PROBLEM REQUIREMENTS – Using the records below, please work out how many lines contain "surface"; answer with the number alone.

────────────────────────────────────────

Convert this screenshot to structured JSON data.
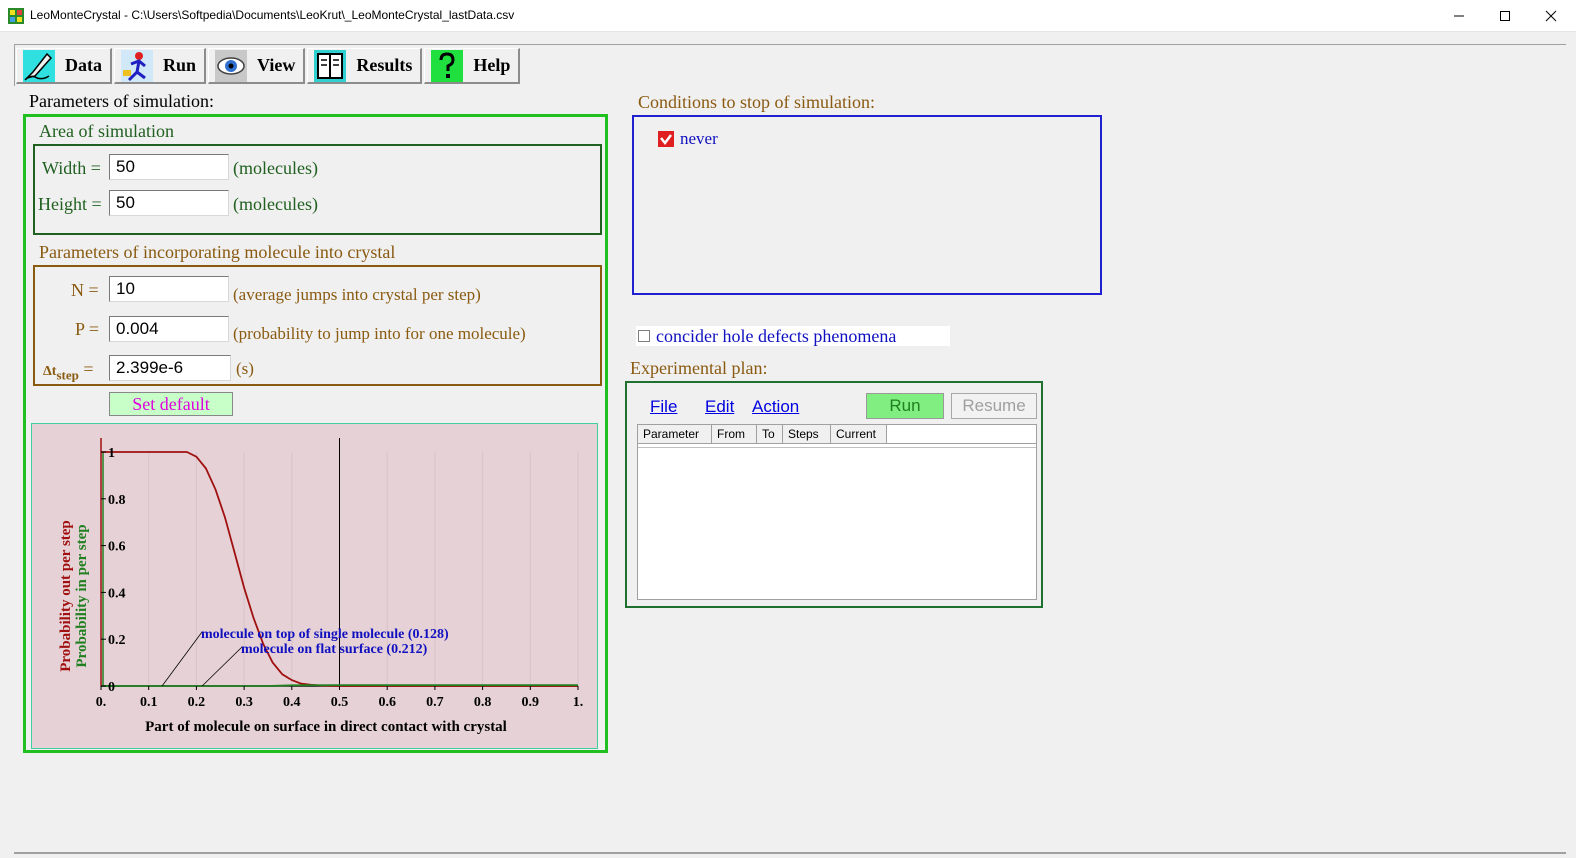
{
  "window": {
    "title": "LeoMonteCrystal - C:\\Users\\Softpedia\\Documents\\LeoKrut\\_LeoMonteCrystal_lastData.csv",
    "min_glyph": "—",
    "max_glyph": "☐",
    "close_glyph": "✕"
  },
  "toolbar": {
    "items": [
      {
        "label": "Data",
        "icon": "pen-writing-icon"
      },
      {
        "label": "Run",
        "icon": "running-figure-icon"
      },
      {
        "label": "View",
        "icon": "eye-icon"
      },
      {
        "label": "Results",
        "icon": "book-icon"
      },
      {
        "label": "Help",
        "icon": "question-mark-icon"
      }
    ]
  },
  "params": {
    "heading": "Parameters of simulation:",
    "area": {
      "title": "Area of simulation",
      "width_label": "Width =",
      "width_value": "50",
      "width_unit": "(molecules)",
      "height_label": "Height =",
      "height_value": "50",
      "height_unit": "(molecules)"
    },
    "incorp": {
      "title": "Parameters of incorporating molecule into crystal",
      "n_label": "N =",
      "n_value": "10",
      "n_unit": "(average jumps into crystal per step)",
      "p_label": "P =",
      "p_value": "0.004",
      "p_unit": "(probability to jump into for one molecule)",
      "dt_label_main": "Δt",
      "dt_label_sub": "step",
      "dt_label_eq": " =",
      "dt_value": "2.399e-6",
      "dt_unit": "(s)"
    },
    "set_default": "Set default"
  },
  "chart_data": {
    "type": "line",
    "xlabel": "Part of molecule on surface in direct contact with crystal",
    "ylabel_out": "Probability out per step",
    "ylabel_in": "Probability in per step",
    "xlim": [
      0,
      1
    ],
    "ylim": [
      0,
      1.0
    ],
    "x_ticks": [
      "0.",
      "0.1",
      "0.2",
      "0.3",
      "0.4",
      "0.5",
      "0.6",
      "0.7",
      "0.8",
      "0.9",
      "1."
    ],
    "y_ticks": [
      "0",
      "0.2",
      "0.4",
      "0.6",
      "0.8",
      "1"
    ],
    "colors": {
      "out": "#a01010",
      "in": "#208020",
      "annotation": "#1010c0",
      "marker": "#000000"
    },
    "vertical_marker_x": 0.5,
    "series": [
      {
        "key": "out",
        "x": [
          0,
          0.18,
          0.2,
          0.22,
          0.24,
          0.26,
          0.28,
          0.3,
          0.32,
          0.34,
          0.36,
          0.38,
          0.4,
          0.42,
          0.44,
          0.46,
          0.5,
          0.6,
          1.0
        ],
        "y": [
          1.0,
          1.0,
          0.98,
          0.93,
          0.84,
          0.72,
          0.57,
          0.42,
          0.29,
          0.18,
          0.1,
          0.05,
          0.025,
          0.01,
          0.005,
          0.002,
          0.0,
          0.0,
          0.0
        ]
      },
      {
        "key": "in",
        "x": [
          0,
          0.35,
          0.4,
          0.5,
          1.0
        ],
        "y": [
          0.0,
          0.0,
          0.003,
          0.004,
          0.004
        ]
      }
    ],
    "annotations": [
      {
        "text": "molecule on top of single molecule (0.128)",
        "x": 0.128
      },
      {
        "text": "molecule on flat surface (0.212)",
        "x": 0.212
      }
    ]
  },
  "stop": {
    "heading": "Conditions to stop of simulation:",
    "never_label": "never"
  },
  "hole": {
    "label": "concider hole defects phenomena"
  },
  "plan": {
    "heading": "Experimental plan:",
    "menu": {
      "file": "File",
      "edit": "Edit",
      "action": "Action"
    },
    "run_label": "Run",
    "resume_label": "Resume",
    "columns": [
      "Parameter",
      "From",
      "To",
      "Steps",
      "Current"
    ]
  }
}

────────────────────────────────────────

ANSWER BELOW – 2